Old rubber tires cut into strips, bits of leather and metal, some rusty chainmail, some polished bone, some treated wood, and some thick cloth like burlap. Take those materials and turn them into a suit that covers nearly your entire body--every one of those materials (with exception to maybe the burlap, but that's more for use as a backing to sew everything else onto) could more than easily stop a bite, it'd be easy as hell to find/fashion, and it just looks plain cool in the "I'm used to kicking ass, and lots of it, without looking stupid" way. That be thinkin' post-nuclear. God I love being a Wastelander. These questions are easy to answer.
The problem with armor is bulk, it will slow you down, sap you of energy faster, and make moving difficult. Take it from someone who knows, I've worn several forms of armor, chainmail, leather, plate, and military bulletproof armor.
When the outbreak happens, the best you can wear is cargo-type pants for storage and warmth when wet, wool is the best choice, a good quality t-shirt, not something thin, and a jacket to keep warm in the cold, but otherwise, armor is a bad idea, unless you wish to become one of them.
I suspect a full-body plate armor would do well if you needed to tank your way through a horde, but it would be slow and noisy.
Leather, while abundant and flexible, is still heavy, and not bite-proof, one thing most people commonly overlook is the fact that the undead will more likely than not have minimal to no pain receptors, which will allow them to use the full pressure of the jaw, which can penetrate thin sheet metal.
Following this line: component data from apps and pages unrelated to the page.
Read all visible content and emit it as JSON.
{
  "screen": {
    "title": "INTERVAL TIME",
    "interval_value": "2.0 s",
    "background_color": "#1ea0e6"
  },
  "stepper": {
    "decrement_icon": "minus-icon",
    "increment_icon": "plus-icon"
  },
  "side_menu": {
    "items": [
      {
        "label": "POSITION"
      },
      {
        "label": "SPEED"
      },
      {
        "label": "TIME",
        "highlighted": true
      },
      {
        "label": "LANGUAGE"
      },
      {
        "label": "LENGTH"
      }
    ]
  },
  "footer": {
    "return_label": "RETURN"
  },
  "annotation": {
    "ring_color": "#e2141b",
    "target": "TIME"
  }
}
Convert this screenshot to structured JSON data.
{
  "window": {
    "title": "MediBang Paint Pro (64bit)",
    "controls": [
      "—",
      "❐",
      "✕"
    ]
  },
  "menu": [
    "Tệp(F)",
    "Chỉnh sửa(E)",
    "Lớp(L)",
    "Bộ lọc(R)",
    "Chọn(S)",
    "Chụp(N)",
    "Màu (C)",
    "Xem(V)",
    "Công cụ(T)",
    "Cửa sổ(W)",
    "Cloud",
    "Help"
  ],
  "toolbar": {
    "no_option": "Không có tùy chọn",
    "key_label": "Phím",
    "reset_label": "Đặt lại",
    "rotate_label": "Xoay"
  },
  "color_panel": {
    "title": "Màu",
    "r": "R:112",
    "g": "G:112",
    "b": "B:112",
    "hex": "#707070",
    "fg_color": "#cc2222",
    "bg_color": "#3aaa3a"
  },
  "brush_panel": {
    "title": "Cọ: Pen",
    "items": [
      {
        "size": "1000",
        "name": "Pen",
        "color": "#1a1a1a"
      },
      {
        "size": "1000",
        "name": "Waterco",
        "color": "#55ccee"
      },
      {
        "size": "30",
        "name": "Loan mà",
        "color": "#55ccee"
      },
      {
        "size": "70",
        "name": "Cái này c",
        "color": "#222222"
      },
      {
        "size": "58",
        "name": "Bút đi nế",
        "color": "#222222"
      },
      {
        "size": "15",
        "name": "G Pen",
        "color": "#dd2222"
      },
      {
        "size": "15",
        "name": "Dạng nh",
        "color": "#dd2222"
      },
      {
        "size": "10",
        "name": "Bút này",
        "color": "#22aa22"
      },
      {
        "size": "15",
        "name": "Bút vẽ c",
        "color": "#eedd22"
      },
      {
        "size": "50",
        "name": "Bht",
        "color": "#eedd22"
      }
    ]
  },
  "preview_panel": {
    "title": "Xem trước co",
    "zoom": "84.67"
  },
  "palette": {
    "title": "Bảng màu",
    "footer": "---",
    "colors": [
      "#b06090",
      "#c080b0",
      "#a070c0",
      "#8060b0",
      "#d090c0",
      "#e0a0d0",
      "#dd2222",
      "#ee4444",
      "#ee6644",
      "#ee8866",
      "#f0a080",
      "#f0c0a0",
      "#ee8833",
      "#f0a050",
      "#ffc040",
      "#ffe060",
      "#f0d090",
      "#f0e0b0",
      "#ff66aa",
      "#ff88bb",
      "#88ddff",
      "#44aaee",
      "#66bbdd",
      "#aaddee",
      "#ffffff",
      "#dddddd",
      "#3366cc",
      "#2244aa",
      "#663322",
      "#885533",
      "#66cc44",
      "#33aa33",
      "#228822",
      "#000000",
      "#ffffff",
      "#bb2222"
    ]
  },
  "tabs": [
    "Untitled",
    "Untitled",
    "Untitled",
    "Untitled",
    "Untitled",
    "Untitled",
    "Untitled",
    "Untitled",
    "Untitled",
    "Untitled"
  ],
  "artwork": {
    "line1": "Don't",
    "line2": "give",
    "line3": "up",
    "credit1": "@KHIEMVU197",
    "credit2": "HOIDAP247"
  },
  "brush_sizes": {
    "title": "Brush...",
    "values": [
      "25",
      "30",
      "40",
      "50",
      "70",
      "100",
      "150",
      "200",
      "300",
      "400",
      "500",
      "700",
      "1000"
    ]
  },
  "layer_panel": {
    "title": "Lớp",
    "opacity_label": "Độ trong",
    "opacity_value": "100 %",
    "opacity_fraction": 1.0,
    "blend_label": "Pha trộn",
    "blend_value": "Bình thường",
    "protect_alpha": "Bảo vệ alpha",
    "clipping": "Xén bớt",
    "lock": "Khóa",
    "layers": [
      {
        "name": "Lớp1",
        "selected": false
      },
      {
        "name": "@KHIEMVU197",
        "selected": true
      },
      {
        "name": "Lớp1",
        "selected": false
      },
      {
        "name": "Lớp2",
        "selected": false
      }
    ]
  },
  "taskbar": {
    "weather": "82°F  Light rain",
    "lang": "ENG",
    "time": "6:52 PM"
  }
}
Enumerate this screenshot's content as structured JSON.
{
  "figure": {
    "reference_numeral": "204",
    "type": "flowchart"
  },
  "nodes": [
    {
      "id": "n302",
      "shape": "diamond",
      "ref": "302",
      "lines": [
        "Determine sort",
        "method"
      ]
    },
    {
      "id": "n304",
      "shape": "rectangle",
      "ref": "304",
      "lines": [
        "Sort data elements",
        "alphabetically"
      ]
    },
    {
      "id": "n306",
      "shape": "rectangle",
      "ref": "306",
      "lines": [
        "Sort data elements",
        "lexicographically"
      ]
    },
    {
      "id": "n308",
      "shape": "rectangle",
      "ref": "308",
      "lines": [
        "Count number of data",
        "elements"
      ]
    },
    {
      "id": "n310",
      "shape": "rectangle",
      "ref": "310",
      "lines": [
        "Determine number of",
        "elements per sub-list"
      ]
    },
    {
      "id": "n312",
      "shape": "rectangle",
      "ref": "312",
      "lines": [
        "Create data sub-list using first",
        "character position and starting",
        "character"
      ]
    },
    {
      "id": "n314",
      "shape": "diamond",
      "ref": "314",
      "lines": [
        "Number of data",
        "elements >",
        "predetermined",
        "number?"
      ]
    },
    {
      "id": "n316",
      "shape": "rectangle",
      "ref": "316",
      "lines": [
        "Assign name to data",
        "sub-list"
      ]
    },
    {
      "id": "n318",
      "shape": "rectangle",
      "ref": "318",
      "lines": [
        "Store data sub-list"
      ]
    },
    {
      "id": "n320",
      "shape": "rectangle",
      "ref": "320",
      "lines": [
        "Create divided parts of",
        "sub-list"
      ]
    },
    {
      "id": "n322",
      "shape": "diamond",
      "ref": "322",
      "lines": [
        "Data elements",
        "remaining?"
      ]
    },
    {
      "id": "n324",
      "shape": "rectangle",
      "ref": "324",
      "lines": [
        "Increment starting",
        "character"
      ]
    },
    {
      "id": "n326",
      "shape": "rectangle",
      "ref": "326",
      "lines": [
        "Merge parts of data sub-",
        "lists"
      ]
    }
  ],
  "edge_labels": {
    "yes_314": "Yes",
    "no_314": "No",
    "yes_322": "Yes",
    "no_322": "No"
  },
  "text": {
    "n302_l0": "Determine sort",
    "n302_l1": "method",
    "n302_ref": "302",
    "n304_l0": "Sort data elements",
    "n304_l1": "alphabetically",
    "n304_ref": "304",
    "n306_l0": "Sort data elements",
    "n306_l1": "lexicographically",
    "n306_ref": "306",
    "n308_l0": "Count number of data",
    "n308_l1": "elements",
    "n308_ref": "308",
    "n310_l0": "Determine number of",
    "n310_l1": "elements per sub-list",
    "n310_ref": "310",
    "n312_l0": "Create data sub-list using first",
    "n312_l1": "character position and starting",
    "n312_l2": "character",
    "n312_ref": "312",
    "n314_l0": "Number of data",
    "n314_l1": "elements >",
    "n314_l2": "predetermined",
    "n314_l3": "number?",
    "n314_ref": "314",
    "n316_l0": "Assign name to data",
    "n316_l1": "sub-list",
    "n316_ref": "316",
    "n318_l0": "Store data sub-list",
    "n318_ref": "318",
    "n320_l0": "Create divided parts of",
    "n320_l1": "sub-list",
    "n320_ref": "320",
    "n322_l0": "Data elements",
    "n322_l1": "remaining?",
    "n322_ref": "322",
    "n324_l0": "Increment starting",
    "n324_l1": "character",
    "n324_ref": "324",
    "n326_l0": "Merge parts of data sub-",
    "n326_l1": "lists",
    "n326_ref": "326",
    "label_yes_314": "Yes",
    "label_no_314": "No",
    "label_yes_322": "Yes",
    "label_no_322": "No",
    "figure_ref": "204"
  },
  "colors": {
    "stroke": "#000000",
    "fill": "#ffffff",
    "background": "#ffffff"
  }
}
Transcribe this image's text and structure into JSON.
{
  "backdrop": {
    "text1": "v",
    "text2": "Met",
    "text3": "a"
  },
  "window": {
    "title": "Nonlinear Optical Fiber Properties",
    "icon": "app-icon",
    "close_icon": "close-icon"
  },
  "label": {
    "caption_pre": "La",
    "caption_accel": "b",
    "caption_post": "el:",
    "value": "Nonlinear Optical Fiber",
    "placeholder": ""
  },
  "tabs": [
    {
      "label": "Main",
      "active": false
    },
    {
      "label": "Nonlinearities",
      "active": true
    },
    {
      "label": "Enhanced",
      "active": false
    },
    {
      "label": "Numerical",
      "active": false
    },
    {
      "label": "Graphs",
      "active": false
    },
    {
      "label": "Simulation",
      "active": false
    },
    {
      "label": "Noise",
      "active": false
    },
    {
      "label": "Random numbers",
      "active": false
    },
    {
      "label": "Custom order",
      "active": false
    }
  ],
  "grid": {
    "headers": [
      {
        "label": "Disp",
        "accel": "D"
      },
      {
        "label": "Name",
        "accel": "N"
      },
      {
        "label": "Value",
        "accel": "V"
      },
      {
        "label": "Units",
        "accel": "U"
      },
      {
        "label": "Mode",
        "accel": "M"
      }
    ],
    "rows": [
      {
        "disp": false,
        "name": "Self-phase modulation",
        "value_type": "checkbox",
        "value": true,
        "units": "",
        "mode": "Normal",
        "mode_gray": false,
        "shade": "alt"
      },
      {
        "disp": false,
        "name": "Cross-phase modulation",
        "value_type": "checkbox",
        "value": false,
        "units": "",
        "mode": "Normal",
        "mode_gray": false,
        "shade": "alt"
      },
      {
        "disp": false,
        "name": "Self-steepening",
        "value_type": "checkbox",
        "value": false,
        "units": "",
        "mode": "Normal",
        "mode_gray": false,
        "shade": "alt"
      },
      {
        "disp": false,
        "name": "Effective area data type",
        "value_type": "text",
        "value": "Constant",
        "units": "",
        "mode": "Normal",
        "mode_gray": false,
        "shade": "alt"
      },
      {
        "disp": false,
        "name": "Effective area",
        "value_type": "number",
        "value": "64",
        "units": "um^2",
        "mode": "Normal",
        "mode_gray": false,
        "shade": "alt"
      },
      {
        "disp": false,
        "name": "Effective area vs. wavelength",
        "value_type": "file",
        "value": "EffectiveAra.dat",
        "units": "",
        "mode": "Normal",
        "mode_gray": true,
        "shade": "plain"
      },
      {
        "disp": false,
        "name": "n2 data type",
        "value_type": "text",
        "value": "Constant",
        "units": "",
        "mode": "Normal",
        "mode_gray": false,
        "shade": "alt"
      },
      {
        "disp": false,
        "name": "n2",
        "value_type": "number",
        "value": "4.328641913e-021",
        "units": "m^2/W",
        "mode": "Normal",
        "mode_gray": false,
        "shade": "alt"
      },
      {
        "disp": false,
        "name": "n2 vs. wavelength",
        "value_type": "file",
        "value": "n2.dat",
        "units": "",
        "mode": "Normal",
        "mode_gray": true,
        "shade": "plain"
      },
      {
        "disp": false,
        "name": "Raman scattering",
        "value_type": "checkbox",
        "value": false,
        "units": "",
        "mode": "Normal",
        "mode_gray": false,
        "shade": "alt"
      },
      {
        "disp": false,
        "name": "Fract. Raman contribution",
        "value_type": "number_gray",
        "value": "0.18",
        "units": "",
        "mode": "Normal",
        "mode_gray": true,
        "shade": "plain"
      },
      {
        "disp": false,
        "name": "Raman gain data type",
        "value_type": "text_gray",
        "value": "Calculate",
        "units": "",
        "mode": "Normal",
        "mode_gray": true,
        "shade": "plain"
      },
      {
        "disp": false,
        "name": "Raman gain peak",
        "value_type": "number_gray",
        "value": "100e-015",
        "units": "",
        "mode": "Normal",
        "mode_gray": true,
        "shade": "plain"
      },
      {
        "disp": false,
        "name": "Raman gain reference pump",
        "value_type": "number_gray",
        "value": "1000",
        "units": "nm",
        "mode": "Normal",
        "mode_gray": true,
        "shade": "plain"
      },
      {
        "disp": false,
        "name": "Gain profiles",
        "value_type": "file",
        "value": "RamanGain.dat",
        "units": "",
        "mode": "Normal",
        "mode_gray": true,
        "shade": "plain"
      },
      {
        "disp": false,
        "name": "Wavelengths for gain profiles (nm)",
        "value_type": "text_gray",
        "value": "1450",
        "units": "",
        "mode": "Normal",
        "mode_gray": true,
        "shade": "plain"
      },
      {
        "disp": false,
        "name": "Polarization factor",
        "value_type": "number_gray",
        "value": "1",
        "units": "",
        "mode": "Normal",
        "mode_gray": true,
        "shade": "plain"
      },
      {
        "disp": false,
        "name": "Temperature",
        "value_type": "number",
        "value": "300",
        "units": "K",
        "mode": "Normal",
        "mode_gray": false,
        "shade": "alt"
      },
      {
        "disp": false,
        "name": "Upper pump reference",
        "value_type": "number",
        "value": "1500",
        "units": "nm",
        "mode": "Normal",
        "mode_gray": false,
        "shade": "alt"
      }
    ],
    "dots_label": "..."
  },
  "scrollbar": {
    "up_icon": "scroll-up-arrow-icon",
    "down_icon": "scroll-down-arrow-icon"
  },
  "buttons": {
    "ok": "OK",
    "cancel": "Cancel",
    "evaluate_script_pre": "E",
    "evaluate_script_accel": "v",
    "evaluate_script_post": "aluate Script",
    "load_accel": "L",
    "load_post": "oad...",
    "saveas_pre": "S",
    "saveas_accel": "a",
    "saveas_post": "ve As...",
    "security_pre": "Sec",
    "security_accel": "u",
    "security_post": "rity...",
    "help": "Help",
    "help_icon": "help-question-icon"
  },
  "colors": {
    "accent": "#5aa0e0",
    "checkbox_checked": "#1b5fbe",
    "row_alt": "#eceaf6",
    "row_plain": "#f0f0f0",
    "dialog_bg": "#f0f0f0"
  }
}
Copper, brass, or aluminum plating is , while in theory is good, the drawbacks are: Cutting it to the desired shape and size will take time, and create noise. The plates would need to be very thin to save on weight, which presents the problem of being very easily bent, and the last concern is noise, if the plates ever collide during movement, they would create a sound not unlike a muffled windchime.